The task
All of the data below should be returned exactly.

[[ Task inputs, beginning ]]

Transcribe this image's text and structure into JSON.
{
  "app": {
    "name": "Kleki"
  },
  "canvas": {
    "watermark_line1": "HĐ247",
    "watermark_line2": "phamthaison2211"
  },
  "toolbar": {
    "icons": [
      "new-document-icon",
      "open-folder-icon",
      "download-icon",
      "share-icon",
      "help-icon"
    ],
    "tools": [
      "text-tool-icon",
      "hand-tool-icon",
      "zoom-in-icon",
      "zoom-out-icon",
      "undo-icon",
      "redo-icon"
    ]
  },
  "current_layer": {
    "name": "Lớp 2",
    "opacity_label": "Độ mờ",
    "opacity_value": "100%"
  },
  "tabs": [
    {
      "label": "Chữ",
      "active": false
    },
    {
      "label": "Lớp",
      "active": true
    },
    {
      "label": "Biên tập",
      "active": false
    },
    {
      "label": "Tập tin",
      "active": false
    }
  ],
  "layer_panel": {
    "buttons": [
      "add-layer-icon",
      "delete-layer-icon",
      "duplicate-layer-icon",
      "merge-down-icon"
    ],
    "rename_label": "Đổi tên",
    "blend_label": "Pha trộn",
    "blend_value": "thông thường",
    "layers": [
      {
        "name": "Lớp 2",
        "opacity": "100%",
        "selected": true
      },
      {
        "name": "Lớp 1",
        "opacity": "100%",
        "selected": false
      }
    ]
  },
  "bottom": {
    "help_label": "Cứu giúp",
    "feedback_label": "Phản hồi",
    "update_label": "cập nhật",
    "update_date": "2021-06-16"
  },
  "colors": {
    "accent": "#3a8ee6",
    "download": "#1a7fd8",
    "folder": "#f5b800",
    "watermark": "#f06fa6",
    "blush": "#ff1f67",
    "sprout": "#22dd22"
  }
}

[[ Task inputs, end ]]

Exercise output
Transcribe this image's text and structure into JSON.
{
  "app": {
    "name": "Kleki"
  },
  "canvas": {
    "watermark_line1": "HĐ247",
    "watermark_line2": "phamthaison2211"
  },
  "toolbar": {
    "icons": [
      "new-document-icon",
      "open-folder-icon",
      "download-icon",
      "share-icon",
      "help-icon"
    ],
    "tools": [
      "text-tool-icon",
      "hand-tool-icon",
      "zoom-in-icon",
      "zoom-out-icon",
      "undo-icon",
      "redo-icon"
    ]
  },
  "current_layer": {
    "name": "Lớp 2",
    "opacity_label": "Độ mờ",
    "opacity_value": "100%"
  },
  "tabs": [
    {
      "label": "Chữ",
      "active": false
    },
    {
      "label": "Lớp",
      "active": true
    },
    {
      "label": "Biên tập",
      "active": false
    },
    {
      "label": "Tập tin",
      "active": false
    }
  ],
  "layer_panel": {
    "buttons": [
      "add-layer-icon",
      "delete-layer-icon",
      "duplicate-layer-icon",
      "merge-down-icon"
    ],
    "rename_label": "Đổi tên",
    "blend_label": "Pha trộn",
    "blend_value": "thông thường",
    "layers": [
      {
        "name": "Lớp 2",
        "opacity": "100%",
        "selected": true
      },
      {
        "name": "Lớp 1",
        "opacity": "100%",
        "selected": false
      }
    ]
  },
  "bottom": {
    "help_label": "Cứu giúp",
    "feedback_label": "Phản hồi",
    "update_label": "cập nhật",
    "update_date": "2021-06-16"
  },
  "colors": {
    "accent": "#3a8ee6",
    "download": "#1a7fd8",
    "folder": "#f5b800",
    "watermark": "#f06fa6",
    "blush": "#ff1f67",
    "sprout": "#22dd22"
  }
}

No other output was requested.